Cd/Dvd Reviews - Orchestral

Per Nørgård

Symphonies Nos 2
Oslo Philharmonic, John Storgards
Dacapo 6220646

by Tim Munro on January 6, 2017 (January 6, 2017) filed under Orchestral | Comment Now
★★★★☆ Four of Nørgård’s finest reveal the breadth of his singular mind.

Here are two releases, each charting a sea change in the vision of a most singular artist. In three decades, four symphonies and two hours of music, we hear the Danish composer Per Nørgård
shift from Apollonian order to Dionysian excess.

Nørgård’s Second Symphony, written in 1970, breathes the calm air of Jean Sibelius. A lilting, seemingly infinite melodic thread is spun out unendingly, as if by the Fates themselves. The line flows throughout the orchestra, changing colour and character, from pastoral to threatening to mysterious, a calm forest stream that ripples and eddies, twists and turns.

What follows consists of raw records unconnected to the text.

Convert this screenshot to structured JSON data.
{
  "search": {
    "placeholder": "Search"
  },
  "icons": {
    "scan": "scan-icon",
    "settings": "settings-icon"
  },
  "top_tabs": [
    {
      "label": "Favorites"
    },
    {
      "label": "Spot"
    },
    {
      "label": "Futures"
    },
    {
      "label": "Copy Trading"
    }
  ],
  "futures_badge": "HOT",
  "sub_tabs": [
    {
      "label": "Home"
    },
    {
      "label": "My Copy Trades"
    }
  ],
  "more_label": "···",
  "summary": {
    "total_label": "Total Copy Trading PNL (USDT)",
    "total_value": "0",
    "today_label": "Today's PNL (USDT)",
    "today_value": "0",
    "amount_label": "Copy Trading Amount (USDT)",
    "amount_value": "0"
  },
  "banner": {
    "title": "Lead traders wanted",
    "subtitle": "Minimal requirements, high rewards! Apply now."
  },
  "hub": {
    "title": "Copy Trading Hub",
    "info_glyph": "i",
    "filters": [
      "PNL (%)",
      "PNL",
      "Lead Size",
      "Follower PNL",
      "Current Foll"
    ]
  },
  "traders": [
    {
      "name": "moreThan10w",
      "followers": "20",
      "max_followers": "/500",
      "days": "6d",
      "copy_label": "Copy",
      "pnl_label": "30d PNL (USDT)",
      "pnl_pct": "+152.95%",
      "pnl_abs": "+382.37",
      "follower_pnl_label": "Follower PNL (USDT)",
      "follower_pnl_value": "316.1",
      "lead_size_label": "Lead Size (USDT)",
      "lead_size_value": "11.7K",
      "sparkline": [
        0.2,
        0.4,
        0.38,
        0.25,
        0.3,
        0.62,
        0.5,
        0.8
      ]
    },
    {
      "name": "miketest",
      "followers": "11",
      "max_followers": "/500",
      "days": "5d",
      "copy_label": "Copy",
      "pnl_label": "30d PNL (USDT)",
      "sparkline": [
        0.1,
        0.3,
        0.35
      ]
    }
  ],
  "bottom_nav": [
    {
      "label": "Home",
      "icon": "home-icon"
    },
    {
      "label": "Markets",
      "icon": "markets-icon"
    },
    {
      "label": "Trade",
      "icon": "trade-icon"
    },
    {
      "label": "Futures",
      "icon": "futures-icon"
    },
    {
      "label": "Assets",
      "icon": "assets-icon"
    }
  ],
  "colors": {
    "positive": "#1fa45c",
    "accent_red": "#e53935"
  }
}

In the late 1970s Nørgård came upon the obsessive, hallucinatory visions of outsider artist Adolf Wölfli, whose paintings, writings and musical thoughts were a decisive influence on the composer. Wölfli’s work doused Nørgård’s music with fuel, lending it danger, terror, heat and violence. The composer recently approvingly quoted a listener’s comment, that hearing his music is like taking “a walk with a fire-breathing dragon”. The Fourth Symphony accordingly shimmers with a strange beauty, lingering on horrifying and grotesque apparitions, flying into a heavy-footed dance of death. The Fifth is positively unhinged: overstuffed, overlong, full to the brim with climactic moments. There is a sense of natural forces at work in the Sixth Symphony, of surging seas, tectonic shifts and erupting volcanoes, and the prominence of the orchestra’s very lowest instruments enhances a nightmarish vision of nature on the brink of collapse.

These albums are the second and third releases in Dacapo Record’s ongoing cycle of Nørgård’s eight symphonies. The Oslo Philharmonic gives committed, accomplished performances of these difficult works, and are recorded with clarity and atmosphere, though these controlled, precise recordings do miss something of the snorting, snarling drama of Leif Segerstam’s raw and unhinged recordings with the Danish National Radio Symphony on Chandos.